The tree was inspected on September 19, 2013, in which inspector arborist Daniel McWilliam spent “three to four minutes” walking around the base of the tree looking for risk factors.
Mr McWilliam viewed the tree as “structurally sound” and not did believe it required further work or inspection, despite noting the tree’s structure was “not ideal”.
The gum tree had been damaged up to 60 years before the limb fell, causing it to have a number of epicormic shoots – growths protruding from the main trunk that do not constitute full structural limbs.
Mr McWilliam told the court he did not believe the tree required further inspection as “there were not sufficient structural faults to warrant further inspection at the time”.
The tree was to be inspected in a further 12 months time, as part of an annual assessment.
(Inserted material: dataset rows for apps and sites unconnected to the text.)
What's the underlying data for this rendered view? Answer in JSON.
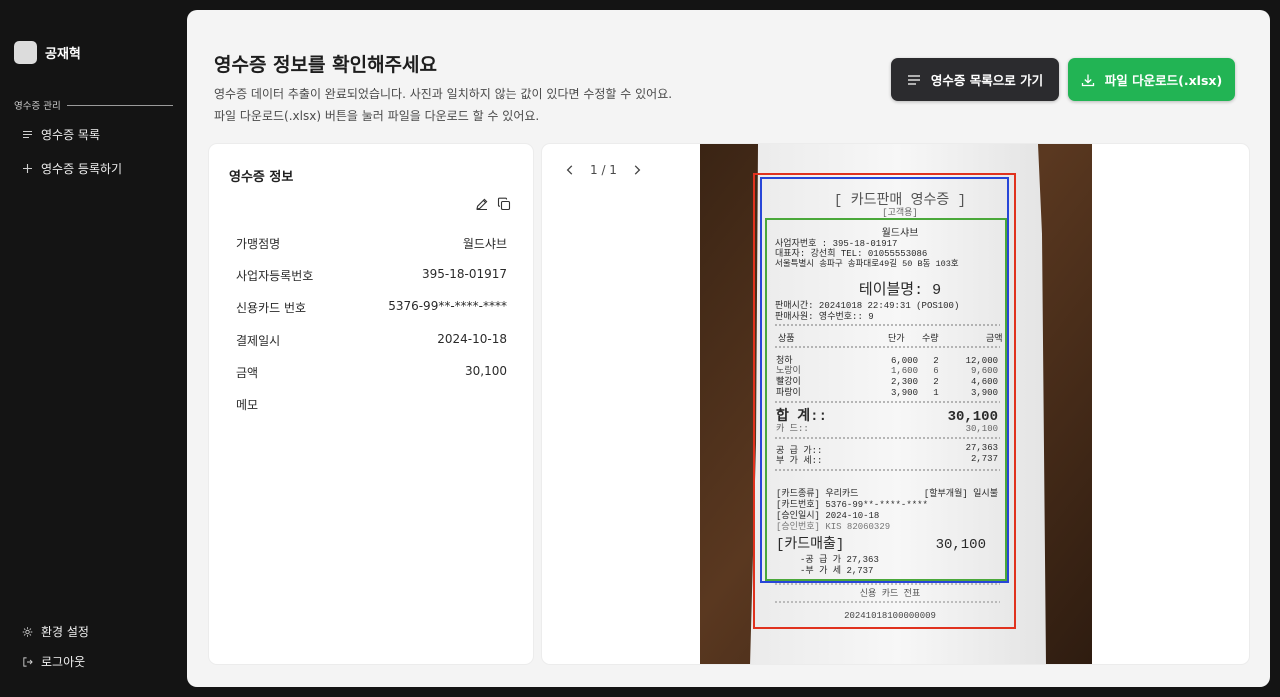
{
  "sidebar": {
    "user_name": "공재혁",
    "section_label": "영수증 관리",
    "nav": [
      {
        "label": "영수증 목록",
        "icon": "list-icon"
      },
      {
        "label": "영수증 등록하기",
        "icon": "plus-icon"
      }
    ],
    "footer": [
      {
        "label": "환경 설정",
        "icon": "gear-icon"
      },
      {
        "label": "로그아웃",
        "icon": "logout-icon"
      }
    ]
  },
  "header": {
    "title": "영수증 정보를 확인해주세요",
    "desc_line1": "영수증 데이터 추출이 완료되었습니다. 사진과 일치하지 않는 값이 있다면 수정할 수 있어요.",
    "desc_line2": "파일 다운로드(.xlsx) 버튼을 눌러 파일을 다운로드 할 수 있어요.",
    "list_button": "영수증 목록으로 가기",
    "download_button": "파일 다운로드(.xlsx)"
  },
  "info_card": {
    "title": "영수증 정보",
    "rows": [
      {
        "label": "가맹점명",
        "value": "월드샤브"
      },
      {
        "label": "사업자등록번호",
        "value": "395-18-01917"
      },
      {
        "label": "신용카드 번호",
        "value": "5376-99**-****-****"
      },
      {
        "label": "결제일시",
        "value": "2024-10-18"
      },
      {
        "label": "금액",
        "value": "30,100"
      },
      {
        "label": "메모",
        "value": ""
      }
    ]
  },
  "viewer": {
    "page_indicator": "1 / 1"
  },
  "receipt": {
    "header": "[ 카드판매 영수증 ]",
    "sub": "[고객용]",
    "store": "월드샤브",
    "biz_no": "사업자번호 : 395-18-01917",
    "ceo_tel": "대표자: 강선희     TEL: 01055553086",
    "address": "서울특별시 송파구 송파대로49길 50 B동 103호",
    "table": "테이블명: 9",
    "sale_time": "판매시간: 20241018 22:49:31  (POS100)",
    "sale_staff": "판매사원:    영수번호::  9",
    "col_item": "상품",
    "col_price": "단가",
    "col_qty": "수량",
    "col_amount": "금액",
    "items": [
      {
        "name": "청하",
        "price": "6,000",
        "qty": "2",
        "amount": "12,000"
      },
      {
        "name": "노랑이",
        "price": "1,600",
        "qty": "6",
        "amount": "9,600"
      },
      {
        "name": "빨강이",
        "price": "2,300",
        "qty": "2",
        "amount": "4,600"
      },
      {
        "name": "파랑이",
        "price": "3,900",
        "qty": "1",
        "amount": "3,900"
      }
    ],
    "total_label": "합    계::",
    "total_value": "30,100",
    "card_label": "카    드::",
    "card_value": "30,100",
    "supply_label": "공 급 가::",
    "supply_value": "27,363",
    "vat_label": "부 가 세::",
    "vat_value": "2,737",
    "card_type": "[카드종류] 우리카드",
    "installment": "[할부개월] 일시불",
    "card_no": "[카드번호]  5376-99**-****-****",
    "approval_date": "[승인일시]          2024-10-18",
    "approval_no": "[승인번호]    KIS    82060329",
    "card_sales_label": "[카드매출]",
    "card_sales_value": "30,100",
    "sales_supply": "-공 급 가      27,363",
    "sales_vat": "-부 가 세       2,737",
    "footer_title": "신용 카드 전표",
    "footer_no": "20241018100000009"
  },
  "colors": {
    "sidebar_bg": "#141414",
    "download_green": "#22b454",
    "list_button_dark": "#2b2b2e",
    "bbox_red": "#e0321e",
    "bbox_blue": "#2746d8",
    "bbox_green": "#4aa83a"
  }
}
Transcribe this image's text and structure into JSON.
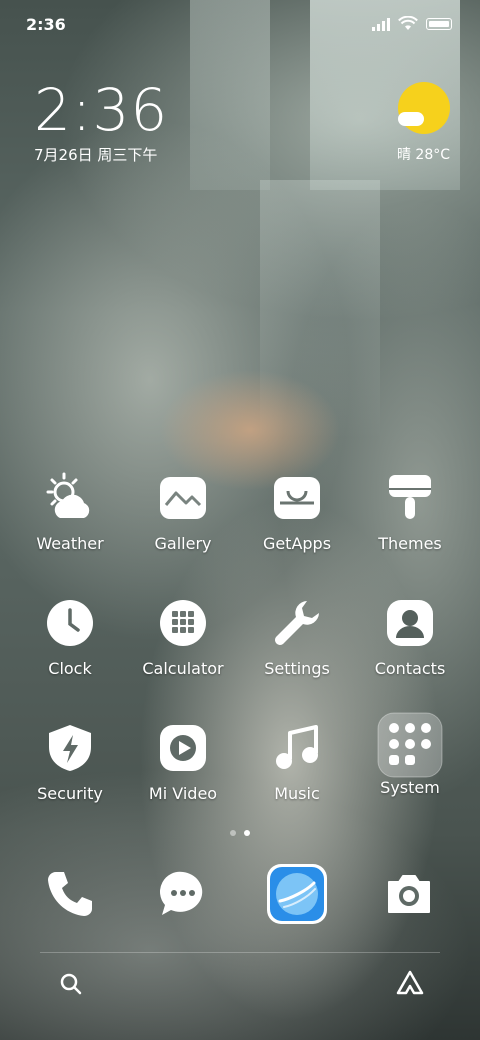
{
  "status_bar": {
    "time": "2:36"
  },
  "clock_widget": {
    "time": "2:36",
    "date": "7月26日 周三下午"
  },
  "weather_widget": {
    "condition": "晴",
    "temperature": "28°C",
    "icon": "sun-icon",
    "sun_color": "#f6d11c"
  },
  "apps": [
    {
      "label": "Weather",
      "icon": "weather-icon"
    },
    {
      "label": "Gallery",
      "icon": "gallery-icon"
    },
    {
      "label": "GetApps",
      "icon": "getapps-icon"
    },
    {
      "label": "Themes",
      "icon": "themes-icon"
    },
    {
      "label": "Clock",
      "icon": "clock-icon"
    },
    {
      "label": "Calculator",
      "icon": "calculator-icon"
    },
    {
      "label": "Settings",
      "icon": "settings-icon"
    },
    {
      "label": "Contacts",
      "icon": "contacts-icon"
    },
    {
      "label": "Security",
      "icon": "security-icon"
    },
    {
      "label": "Mi Video",
      "icon": "mi-video-icon"
    },
    {
      "label": "Music",
      "icon": "music-icon"
    },
    {
      "label": "System",
      "icon": "system-folder-icon"
    }
  ],
  "page_indicator": {
    "pages": 2,
    "active": 2
  },
  "dock": [
    {
      "icon": "phone-icon"
    },
    {
      "icon": "messages-icon"
    },
    {
      "icon": "browser-icon",
      "accent": "#2a8ee8"
    },
    {
      "icon": "camera-icon"
    }
  ],
  "bottom_bar": [
    {
      "icon": "search-icon"
    },
    {
      "icon": "assistant-icon"
    }
  ]
}
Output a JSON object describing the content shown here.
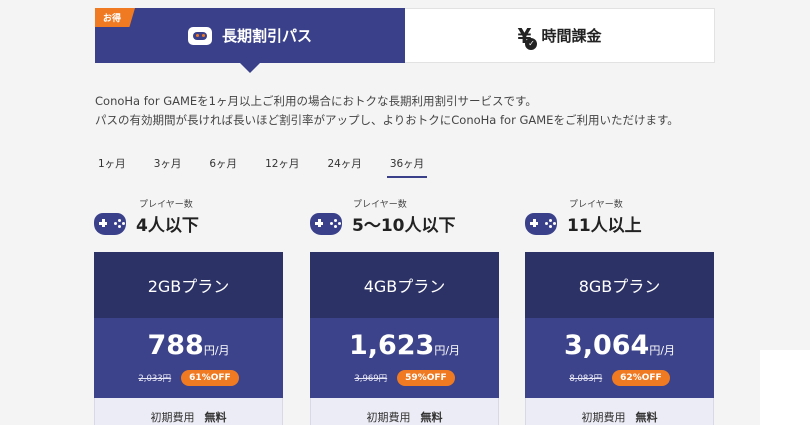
{
  "tabs": {
    "badge": "お得",
    "active_label": "長期割引パス",
    "inactive_label": "時間課金",
    "active_icon": "gamepad-icon",
    "inactive_icon": "yen-icon"
  },
  "description": {
    "line1": "ConoHa for GAMEを1ヶ月以上ご利用の場合におトクな長期利用割引サービスです。",
    "line2": "パスの有効期間が長ければ長いほど割引率がアップし、よりおトクにConoHa for GAMEをご利用いただけます。"
  },
  "periods": [
    "1ヶ月",
    "3ヶ月",
    "6ヶ月",
    "12ヶ月",
    "24ヶ月",
    "36ヶ月"
  ],
  "active_period": "36ヶ月",
  "plans": [
    {
      "players_label": "プレイヤー数",
      "players": "4人以下",
      "name": "2GBプラン",
      "price": "788",
      "unit": "円/月",
      "original": "2,033円",
      "off": "61%OFF",
      "fee_label": "初期費用",
      "fee_value": "無料"
    },
    {
      "players_label": "プレイヤー数",
      "players": "5〜10人以下",
      "name": "4GBプラン",
      "price": "1,623",
      "unit": "円/月",
      "original": "3,969円",
      "off": "59%OFF",
      "fee_label": "初期費用",
      "fee_value": "無料"
    },
    {
      "players_label": "プレイヤー数",
      "players": "11人以上",
      "name": "8GBプラン",
      "price": "3,064",
      "unit": "円/月",
      "original": "8,083円",
      "off": "62%OFF",
      "fee_label": "初期費用",
      "fee_value": "無料"
    }
  ],
  "colors": {
    "primary": "#3a418a",
    "primary_dark": "#2c3266",
    "accent": "#f07a22"
  }
}
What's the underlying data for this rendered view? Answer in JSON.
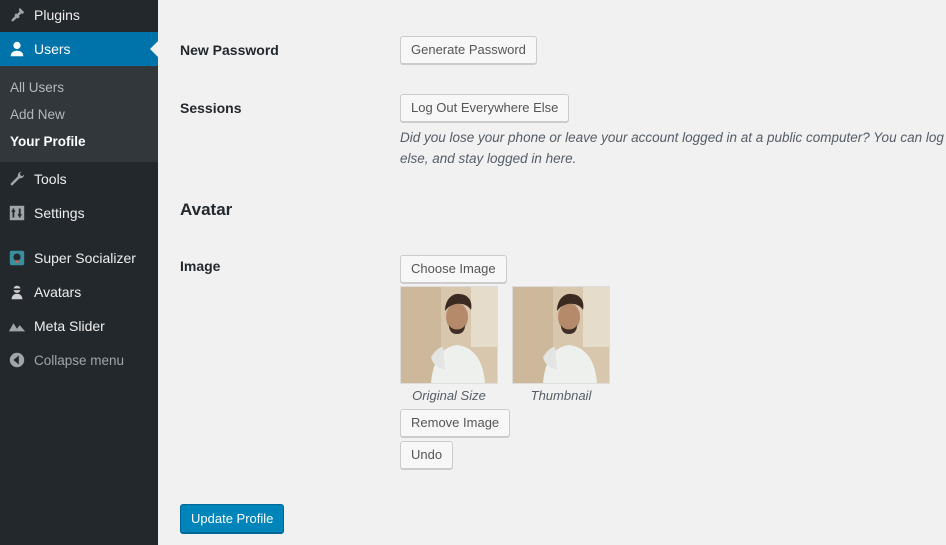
{
  "sidebar": {
    "items": [
      {
        "label": "Plugins",
        "icon": "plugin-icon"
      },
      {
        "label": "Users",
        "icon": "users-icon"
      },
      {
        "label": "Tools",
        "icon": "wrench-icon"
      },
      {
        "label": "Settings",
        "icon": "settings-icon"
      },
      {
        "label": "Super Socializer",
        "icon": "super-socializer-icon"
      },
      {
        "label": "Avatars",
        "icon": "avatars-icon"
      },
      {
        "label": "Meta Slider",
        "icon": "meta-slider-icon"
      }
    ],
    "submenu": [
      "All Users",
      "Add New",
      "Your Profile"
    ],
    "collapse_label": "Collapse menu"
  },
  "main": {
    "new_password_label": "New Password",
    "generate_password_button": "Generate Password",
    "sessions_label": "Sessions",
    "logout_button": "Log Out Everywhere Else",
    "sessions_description_line1": "Did you lose your phone or leave your account logged in at a public computer? You can log out everywhere",
    "sessions_description_line2": "else, and stay logged in here.",
    "avatar_heading": "Avatar",
    "image_label": "Image",
    "choose_image_button": "Choose Image",
    "original_size_caption": "Original Size",
    "thumbnail_caption": "Thumbnail",
    "remove_image_button": "Remove Image",
    "undo_button": "Undo",
    "update_profile_button": "Update Profile"
  },
  "colors": {
    "sidebar_bg": "#23282d",
    "submenu_bg": "#32373c",
    "accent": "#0073aa",
    "primary_button": "#0085ba"
  }
}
All three experts who provided evidence to the court agreed an above ground inspection would have demonstrated decay.
One expert commented his arborist business uses drones to carry out above ground inspections, rather than the “old way” of using ropes and harnesses, which costs $200 per tree.
Because of the costs involved in above ground inspections, trees need to prioritised carefully and very few receive the closer look.
In his report, Mr Byrne said the tree in question warranted further investigation.
“A thorough, above ground inspection, more like than not, would have demonstrated decay and included bark,” he said.
“Simply put there were a number of features of the tree, singularly and in combination, which, on the face, upon inspection should have raised suspicion as to its soundness and warranted further investigation.”
Wind gusts were not deemed to be a major factor on the day, despite reaching 70 kilometres per hour.
The coroner’s report made eight recommendations, including that all councils have a “computer-based inventory” of all trees that are their responsibility.
Other recommendations included formalised tree inspection protocols and a higher level of qualification for arborists completing the inspections.
While acknowledging the use of drones could be a cost effective way of analysing tree health, Mr Byrne said they were “not a panacea for all situations as navigating through dense and multiple close canopies may not be possible”.